Pasadena Masonic Lodge
The Pasadena Masonic Temple is a monumental two-story rectangular building completed in 1927 that was designed by architects Cyril Bennett and Fitch Haskell in the style of Beaux-Arts Classicism. The building is situated on a corner lot and therefore has two prominent facades. Appropriately designed to resemble a Greek Temple, the concrete and stucco building utilizes the basic Greek design component of base, column and capital. Although all four facades reflect the tripartite concept, the west facade is the most architecturally detailed.
The Temple holds an envious position for it was dedicated to the hope that the future may learn from the past.

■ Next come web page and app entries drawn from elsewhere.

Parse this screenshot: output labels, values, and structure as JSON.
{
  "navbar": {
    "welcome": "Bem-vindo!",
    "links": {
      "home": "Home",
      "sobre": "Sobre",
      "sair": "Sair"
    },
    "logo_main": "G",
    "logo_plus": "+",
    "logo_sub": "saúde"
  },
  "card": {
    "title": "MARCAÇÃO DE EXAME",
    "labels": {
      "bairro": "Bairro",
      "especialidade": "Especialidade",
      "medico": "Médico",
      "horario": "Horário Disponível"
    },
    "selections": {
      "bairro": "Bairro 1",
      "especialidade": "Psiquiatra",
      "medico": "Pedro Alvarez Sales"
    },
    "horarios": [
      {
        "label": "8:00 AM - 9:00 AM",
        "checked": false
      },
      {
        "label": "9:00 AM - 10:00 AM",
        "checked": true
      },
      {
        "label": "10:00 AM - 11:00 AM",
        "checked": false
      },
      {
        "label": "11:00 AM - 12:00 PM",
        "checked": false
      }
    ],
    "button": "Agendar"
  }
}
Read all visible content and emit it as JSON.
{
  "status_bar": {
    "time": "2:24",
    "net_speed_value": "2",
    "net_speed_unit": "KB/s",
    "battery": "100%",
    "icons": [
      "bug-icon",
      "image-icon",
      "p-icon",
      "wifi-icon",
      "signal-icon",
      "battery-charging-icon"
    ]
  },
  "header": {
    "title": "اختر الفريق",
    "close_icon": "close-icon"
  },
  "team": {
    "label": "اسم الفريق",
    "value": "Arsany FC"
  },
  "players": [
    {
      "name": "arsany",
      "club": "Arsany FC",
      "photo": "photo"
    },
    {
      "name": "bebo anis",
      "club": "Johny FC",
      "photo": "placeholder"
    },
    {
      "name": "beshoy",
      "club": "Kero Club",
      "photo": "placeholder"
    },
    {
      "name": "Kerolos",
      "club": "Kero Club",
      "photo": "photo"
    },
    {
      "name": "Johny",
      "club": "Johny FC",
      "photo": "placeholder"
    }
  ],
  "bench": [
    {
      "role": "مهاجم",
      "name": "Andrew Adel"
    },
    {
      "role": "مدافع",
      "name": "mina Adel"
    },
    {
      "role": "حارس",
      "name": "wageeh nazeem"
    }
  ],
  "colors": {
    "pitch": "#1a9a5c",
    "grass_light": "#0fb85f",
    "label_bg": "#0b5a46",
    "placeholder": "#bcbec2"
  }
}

With its marble and hardwood floors, its arched ceilings, its beautiful lines of Roman Gothic architecture, it cannot be equaled. The Ballroom with its high ceiling, impressive in size, alive with grace and warm charm combined in elegant style, stands waiting for all occasions.
The Temple is a rare example of the Beaux-Arts style in Pasadena, which was popular in Southern California after the 1915 Expositions in San Francisco and San Diego. Although it departs from the California-Mediterranean theme of the nearby Pasadena Civic Center, the Masonic Temple harmonizes well with the scale and stature of the civic buildings that were once so closely tied to Euclid Avenue.